But why would we take a break from making the product bigger? Because first we wanted to make the product better. We wanted to get rid of all that code that was causing unexpected glitches or unacceptable results. The bugs were just plain annoying, both to us and to our users.
Bugs come in all shapes and sizes. There were big bugs, little bugs, confusing bugs, convoluted bugs, old bugs, new bugs, obscure bugs, scratch-your-head-and-say-wha? bugs. But we tackled them all. I’ve asked the Engineering team for their thoughts. Here are the highlights from this season:
What was most significant/important/enjoyable bug you fixed this milestone?
The most fun one was moving database checkpointing into a different thread so our systems don’t occasionally halt for a second or two slowing down the site. But, really I imagine the one I’m enjoying most now was probably some trivial thing that reduced the number of my daily alerts from 9182739821731982739821 to just 123098218093.
I fixed the iPhone app from crashing due to low memory.
[Some engineering mumbo-jumbo… in sum, Nate] effectively eliminated the software constraints on the size of PDFs we can make.
Fixing small bugs that made a big difference, and fixing things that never worked in the first place. For example, detecting the file extension when uploading receipts before we try to upload the receipt to the server and make it crash.
How did you feel about this milestone?
[I enjoy the] fewer emails bugging me about junk. I no longer have 500+ emails each morning.
People don’t like things that crash.
I did not enjoy working on high bugs because I am a terrible tester and it would take me a very long time to reproduce many of these errors. However I do like the fact that my ToDo list is much much shorter than it used to be.
Frustration: how do you reproduce something that is not supposed to happen? Relief: our big red bug count on the dashboard is not a number divisible by 100.
Why was this milestone important? What did you get out of it?
[We now get] faster detection of new bugs.
The product has become much more stable as a result of our focus on the bug hunt, and I think this will lay the groundwork for future required levels of excellence.

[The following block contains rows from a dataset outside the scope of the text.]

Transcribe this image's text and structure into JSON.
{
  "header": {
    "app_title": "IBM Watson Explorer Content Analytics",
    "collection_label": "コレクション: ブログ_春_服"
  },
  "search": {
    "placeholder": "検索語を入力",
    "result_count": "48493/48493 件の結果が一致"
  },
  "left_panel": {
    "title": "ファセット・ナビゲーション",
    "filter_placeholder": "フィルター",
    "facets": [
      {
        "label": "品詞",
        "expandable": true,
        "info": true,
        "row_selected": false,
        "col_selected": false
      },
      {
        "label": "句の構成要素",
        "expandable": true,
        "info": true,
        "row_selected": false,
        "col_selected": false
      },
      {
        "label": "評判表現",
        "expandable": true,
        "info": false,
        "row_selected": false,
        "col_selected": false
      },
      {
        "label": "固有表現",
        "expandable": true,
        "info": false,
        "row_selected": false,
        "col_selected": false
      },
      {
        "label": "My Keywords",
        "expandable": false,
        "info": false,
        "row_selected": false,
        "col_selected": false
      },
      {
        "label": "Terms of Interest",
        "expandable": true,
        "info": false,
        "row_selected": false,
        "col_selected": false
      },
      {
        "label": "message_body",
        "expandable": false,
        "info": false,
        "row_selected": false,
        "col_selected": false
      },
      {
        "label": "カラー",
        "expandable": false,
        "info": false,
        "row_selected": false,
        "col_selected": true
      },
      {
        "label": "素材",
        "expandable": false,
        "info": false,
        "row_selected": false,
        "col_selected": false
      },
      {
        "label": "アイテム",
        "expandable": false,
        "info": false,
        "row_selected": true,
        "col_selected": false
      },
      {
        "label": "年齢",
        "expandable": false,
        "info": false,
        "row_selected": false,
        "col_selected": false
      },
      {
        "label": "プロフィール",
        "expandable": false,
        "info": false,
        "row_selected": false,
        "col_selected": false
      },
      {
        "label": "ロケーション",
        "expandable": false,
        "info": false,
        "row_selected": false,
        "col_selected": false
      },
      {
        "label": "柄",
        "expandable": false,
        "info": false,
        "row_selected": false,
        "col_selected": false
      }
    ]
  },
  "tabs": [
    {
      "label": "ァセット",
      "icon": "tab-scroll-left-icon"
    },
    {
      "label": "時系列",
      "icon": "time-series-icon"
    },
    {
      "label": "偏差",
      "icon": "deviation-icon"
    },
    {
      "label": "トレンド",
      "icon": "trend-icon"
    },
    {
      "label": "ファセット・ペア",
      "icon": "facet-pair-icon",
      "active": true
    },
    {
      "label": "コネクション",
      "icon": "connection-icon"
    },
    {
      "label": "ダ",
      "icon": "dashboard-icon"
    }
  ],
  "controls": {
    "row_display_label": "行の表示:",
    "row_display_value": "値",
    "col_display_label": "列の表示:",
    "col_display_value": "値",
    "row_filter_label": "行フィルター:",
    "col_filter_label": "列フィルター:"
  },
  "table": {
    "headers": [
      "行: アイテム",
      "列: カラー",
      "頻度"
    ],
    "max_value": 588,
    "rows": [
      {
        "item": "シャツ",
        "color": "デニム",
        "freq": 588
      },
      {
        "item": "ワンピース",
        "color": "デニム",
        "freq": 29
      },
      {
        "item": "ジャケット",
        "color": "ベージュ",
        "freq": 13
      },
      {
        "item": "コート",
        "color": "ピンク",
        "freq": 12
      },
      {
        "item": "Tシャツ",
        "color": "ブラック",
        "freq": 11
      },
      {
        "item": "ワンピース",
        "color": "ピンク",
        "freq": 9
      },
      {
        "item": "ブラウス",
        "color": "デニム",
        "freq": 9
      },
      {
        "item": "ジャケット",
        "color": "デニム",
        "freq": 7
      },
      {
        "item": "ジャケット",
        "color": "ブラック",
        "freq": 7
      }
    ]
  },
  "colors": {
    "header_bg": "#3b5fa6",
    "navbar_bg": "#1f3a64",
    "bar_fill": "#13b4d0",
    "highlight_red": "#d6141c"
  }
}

Before, each new high bug was a drop in the bucket. Now it will be more like a gong at a funeral procession.
The code is much cleaner now, so my OCD isn’t triggered everytime I look at it.
Now that our Critical and High Bug count is approaching zero, the Engineering Team is experiencing a mix of feelings. It’s not that we were particularly attached to these bugs, or we’re going to miss them or anything. It’s more of a fresh, clean start feeling, a blend of nervousness and excitement for what comes next. It’s time to stop looking at old code and start creating new one.
May all those bugs rest in peace.